EADS and BAE Systems are battling to save their $45 billion merger plan from the crossfire of competing interests on Monday as governments and shareholders staked out positions in talks aimed at creating the world's biggest arms firm.
EUROPE BAE/EADS - The proposed merger between BAE Systems and EADS has hit more turbulence.
Politicians in Britain, Germany, France and Spain are doing battle over how the new company will be split.
18 days after the proposal was announced a number of key obstacles remain.
Britain is one of them.
BAE is a key US defence supplier with 38,000 UK employees - UK defence analyst Robin Niblett says satisfying all interests isn't easy.
Robin Niblett, defence expert, Chatham House think tank, said:
"It's critical that the UK retains certain defence capabilities here on shore. It's also essential that BAE Systems keeps access to the U.S. defence market without cutting the shareholdings of the French and German governments those two things won't happen."
EADS' CEO, Tom Enders, has been in London trying to convince the UK the deal won't cost jobs or compromise security.
Tom Enders, CEO, EADS, said:
"We could build a company not only financially more resilient going forward but that would achieve a much stronger platform for growth."
But current shareholders have also thrown a spanner in the works.
French media group Lagardere, which owns a 7.5 percent stake in EADS, says the proposed 60:40 split is "unsatisfactory".
German auto maker Daimler, which indirectly controls almost a quarter of EADS, reportedly shares a similar view.
And EADS is yet to agree what stake the French and German governments can have in the new company.
One report suggests it could be as high as 13 and a half percent.
But the UK apparently won't accept anything above 9 percent.
The US authorities need to be convinced too and quickly.
The terms of the deal must be presented by October 10.
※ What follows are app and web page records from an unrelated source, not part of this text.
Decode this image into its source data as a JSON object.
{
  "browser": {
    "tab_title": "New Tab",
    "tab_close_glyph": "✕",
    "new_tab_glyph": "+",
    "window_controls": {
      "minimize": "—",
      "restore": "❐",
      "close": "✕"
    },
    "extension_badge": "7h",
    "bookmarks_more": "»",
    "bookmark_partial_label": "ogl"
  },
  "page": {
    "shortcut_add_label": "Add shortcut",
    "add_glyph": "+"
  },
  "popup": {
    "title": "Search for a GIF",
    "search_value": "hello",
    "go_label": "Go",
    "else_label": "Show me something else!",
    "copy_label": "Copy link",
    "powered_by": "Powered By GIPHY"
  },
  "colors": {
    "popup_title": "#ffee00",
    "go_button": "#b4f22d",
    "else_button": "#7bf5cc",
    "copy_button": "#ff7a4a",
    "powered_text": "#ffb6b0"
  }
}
And EADS is also keen to halt a 16 percent share dive which has wiped 4 billion euros off the company's value since the deal was first announced.
Hayley Platt, Reuters